When I taught 3rd grade, my students were at all different stages of learning to read. We would say that up to a certain point, when kids are learning the letter sounds and piecing the words together, they were learning to read. Once they were able to read most words and move on to longer and more complicated texts, they were reading to learn.
The same concept can apply to writing. Are you learning to write, or writing to learn? Many college students haven’t been adequately taught to write research papers, or are returning to school after a long break, and therefore, have forgotten some writing skills. But when you are learning to write, it is much more difficult to learn from your writing. You are spending so much time trying to make the writing sound academic that the intention of the paper – to help you learn about a new topic – is lost.
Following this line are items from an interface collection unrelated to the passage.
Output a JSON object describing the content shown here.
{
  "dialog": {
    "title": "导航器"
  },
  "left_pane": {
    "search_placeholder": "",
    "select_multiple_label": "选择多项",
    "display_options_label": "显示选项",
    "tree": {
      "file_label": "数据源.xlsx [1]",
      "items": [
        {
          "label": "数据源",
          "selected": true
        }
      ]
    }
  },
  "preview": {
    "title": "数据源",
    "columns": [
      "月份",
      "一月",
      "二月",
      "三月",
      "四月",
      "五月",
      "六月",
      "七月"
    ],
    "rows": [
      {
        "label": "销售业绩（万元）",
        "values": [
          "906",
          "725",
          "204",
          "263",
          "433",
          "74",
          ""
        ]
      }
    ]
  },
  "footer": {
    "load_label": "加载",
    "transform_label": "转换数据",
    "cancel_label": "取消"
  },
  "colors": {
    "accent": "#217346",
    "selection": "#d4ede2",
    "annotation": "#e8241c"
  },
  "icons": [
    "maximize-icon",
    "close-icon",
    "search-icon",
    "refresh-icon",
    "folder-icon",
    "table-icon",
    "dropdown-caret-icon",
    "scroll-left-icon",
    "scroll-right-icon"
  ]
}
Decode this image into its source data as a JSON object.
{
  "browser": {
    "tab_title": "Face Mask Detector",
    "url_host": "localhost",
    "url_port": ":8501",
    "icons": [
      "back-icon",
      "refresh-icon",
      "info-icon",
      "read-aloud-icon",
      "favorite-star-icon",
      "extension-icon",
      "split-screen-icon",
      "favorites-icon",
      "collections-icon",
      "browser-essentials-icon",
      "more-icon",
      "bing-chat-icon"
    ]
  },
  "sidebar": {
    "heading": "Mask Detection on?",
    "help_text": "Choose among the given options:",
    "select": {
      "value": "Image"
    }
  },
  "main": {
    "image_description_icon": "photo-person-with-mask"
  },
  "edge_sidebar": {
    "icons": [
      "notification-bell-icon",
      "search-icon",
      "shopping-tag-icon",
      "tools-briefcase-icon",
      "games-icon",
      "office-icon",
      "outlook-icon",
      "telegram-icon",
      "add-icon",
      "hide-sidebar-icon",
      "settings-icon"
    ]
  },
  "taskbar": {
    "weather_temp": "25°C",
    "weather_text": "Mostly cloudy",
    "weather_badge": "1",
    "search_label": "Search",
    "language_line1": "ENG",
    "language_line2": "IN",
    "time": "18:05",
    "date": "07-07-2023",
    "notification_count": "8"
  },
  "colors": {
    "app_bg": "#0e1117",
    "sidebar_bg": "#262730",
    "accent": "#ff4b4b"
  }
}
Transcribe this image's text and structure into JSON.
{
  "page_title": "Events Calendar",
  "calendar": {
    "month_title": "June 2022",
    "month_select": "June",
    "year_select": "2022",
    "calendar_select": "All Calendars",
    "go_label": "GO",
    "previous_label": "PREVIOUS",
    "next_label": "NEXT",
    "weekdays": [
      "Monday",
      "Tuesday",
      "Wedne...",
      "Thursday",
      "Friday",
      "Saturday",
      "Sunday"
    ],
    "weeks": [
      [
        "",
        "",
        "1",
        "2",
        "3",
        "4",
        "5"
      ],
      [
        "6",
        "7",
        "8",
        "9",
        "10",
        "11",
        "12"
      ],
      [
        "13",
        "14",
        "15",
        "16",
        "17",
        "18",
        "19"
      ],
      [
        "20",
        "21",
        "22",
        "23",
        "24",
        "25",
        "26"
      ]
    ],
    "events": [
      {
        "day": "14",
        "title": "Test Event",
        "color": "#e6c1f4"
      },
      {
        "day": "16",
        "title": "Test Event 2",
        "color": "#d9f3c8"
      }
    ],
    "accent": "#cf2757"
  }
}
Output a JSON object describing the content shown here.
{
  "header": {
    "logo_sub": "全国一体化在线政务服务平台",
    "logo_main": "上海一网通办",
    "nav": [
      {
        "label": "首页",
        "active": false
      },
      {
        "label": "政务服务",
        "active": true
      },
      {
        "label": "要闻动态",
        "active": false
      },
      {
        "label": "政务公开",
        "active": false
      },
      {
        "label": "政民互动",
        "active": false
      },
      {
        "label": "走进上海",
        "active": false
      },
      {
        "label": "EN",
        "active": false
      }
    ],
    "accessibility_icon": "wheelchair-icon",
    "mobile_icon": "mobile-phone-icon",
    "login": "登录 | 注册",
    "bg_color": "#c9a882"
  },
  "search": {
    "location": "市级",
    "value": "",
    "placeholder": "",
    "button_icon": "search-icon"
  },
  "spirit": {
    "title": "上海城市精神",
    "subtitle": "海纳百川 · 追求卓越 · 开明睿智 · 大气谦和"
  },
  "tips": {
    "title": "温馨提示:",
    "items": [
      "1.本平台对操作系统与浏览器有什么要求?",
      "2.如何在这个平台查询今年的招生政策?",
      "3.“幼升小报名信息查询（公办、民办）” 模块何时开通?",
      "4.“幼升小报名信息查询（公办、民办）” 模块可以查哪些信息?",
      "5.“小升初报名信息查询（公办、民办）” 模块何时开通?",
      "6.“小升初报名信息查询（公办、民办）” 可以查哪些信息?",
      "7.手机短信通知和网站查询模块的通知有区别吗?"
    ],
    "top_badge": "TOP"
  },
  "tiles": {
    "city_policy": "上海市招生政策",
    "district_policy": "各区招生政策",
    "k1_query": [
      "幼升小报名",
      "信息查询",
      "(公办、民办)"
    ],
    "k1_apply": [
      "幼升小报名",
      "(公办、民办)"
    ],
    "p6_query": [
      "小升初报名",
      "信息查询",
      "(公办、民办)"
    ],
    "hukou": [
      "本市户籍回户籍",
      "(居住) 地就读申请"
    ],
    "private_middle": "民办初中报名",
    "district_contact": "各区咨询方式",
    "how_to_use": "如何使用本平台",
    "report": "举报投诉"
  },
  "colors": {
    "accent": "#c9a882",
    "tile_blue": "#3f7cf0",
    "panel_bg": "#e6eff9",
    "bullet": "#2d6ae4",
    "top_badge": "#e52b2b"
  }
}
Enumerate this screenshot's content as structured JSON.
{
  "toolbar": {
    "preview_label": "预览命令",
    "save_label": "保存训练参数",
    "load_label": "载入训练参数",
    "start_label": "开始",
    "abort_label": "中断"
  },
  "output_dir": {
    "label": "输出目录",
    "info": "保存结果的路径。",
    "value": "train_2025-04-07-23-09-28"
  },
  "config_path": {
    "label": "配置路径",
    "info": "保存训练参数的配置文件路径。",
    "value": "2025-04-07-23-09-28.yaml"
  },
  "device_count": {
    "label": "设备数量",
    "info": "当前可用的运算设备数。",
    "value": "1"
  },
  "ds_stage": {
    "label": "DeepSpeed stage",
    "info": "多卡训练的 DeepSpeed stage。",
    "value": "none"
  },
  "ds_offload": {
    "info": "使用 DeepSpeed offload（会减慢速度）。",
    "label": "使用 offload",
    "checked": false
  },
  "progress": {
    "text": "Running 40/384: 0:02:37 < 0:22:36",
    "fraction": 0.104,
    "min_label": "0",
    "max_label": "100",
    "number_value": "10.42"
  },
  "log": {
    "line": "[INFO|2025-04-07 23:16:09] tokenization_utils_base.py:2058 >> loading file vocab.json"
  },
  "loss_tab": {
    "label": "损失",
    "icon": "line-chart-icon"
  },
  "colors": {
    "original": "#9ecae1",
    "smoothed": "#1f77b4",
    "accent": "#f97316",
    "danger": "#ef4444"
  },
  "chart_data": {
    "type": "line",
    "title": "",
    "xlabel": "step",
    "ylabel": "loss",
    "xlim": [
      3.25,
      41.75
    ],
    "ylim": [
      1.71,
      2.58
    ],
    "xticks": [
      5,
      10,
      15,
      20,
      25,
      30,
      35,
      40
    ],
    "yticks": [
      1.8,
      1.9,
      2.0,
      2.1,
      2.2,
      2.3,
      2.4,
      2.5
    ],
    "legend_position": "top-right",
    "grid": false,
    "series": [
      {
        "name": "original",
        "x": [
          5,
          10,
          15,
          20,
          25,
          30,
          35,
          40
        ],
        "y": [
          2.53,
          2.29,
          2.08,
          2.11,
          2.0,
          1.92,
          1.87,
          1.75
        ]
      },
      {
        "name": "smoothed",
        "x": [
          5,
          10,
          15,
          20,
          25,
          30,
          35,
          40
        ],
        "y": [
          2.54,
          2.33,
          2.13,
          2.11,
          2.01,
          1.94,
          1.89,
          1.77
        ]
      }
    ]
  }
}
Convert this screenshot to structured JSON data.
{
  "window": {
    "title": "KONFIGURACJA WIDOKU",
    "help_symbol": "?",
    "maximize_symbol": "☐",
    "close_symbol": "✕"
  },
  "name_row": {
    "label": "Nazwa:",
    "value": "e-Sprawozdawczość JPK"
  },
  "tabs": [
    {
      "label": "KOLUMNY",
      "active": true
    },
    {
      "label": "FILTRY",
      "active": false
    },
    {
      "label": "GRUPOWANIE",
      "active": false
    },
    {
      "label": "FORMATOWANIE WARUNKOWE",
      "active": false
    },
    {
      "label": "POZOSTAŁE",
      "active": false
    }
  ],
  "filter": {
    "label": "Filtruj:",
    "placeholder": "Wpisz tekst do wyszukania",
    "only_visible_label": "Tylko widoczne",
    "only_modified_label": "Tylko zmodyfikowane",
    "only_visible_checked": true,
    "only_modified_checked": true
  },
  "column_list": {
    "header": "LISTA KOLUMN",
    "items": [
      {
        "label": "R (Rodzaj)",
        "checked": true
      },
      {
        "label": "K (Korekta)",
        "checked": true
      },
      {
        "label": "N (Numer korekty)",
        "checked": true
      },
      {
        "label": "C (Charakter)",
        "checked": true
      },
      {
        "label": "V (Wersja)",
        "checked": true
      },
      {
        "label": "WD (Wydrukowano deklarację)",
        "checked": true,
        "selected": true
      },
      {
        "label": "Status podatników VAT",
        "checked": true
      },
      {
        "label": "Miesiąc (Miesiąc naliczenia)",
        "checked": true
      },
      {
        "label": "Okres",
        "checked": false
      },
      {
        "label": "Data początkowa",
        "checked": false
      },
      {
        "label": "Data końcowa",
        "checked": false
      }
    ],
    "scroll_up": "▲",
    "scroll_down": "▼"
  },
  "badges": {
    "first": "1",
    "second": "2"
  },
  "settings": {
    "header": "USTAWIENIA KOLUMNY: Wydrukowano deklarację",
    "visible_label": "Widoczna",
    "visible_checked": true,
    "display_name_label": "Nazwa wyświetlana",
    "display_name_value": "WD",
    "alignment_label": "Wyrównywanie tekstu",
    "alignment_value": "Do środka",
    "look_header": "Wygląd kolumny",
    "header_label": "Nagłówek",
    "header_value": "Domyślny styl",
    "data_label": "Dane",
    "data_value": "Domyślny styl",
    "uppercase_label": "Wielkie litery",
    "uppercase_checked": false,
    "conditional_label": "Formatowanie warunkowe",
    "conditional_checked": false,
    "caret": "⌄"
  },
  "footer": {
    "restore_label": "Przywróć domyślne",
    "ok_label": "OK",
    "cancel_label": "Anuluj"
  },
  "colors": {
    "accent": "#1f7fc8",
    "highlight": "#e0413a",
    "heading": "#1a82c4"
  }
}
Instead of waiting for paper assignments to learn to write, be proactive. Take some writing courses over the summer, or look up some sample assignments and practice writing them. No one expects to find success running a marathon without training for months in advance. After all that training, the marathon is fun. Without the training, it would be painful to go out and run for miles.
Similarly, when you already know how to write, you can actually enjoy tackling writing assignments. When you are unsure of your skills, writing each assignment can feel like running a marathon after sitting on the couch for months. You don’t get much out of it, and when you are done, you feel exhausted, sore and unprepared for the next paper.